# Exercise details
Search the records below for the word "title". Pull out each line that has it.

[Dataset items]
++++++++++++++++++++
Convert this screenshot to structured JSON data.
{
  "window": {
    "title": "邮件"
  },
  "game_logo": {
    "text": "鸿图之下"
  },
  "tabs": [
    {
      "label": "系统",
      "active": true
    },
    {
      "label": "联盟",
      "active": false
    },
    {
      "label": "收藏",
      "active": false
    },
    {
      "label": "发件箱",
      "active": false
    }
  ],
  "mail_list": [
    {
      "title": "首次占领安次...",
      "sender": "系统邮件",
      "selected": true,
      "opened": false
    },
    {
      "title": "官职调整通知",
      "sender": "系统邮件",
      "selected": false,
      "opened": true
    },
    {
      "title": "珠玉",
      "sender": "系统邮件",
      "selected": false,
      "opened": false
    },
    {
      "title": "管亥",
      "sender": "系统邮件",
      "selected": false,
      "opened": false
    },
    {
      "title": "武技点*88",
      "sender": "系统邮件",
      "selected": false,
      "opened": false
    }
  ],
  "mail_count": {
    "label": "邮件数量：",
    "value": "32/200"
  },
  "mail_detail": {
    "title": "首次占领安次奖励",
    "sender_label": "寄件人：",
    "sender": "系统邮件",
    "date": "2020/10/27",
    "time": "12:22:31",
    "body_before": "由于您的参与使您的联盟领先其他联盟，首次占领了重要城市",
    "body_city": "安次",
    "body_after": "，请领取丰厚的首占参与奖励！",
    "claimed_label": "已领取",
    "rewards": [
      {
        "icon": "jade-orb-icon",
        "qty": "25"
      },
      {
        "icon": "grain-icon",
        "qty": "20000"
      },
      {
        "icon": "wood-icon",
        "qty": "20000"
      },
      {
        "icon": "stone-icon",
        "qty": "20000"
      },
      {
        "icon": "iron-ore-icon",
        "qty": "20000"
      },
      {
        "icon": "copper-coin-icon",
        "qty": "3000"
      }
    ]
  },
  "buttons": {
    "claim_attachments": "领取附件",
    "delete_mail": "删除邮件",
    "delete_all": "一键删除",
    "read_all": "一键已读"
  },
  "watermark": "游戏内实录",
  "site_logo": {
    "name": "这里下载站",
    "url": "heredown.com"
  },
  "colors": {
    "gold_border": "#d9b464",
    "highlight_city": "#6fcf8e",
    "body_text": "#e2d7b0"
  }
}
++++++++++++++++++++
# Response to the task
    "title": "邮件"
      "title": "首次占领安次...",
      "title": "官职调整通知",
      "title": "珠玉",
      "title": "管亥",
      "title": "武技点*88",
    "title": "首次占领安次奖励",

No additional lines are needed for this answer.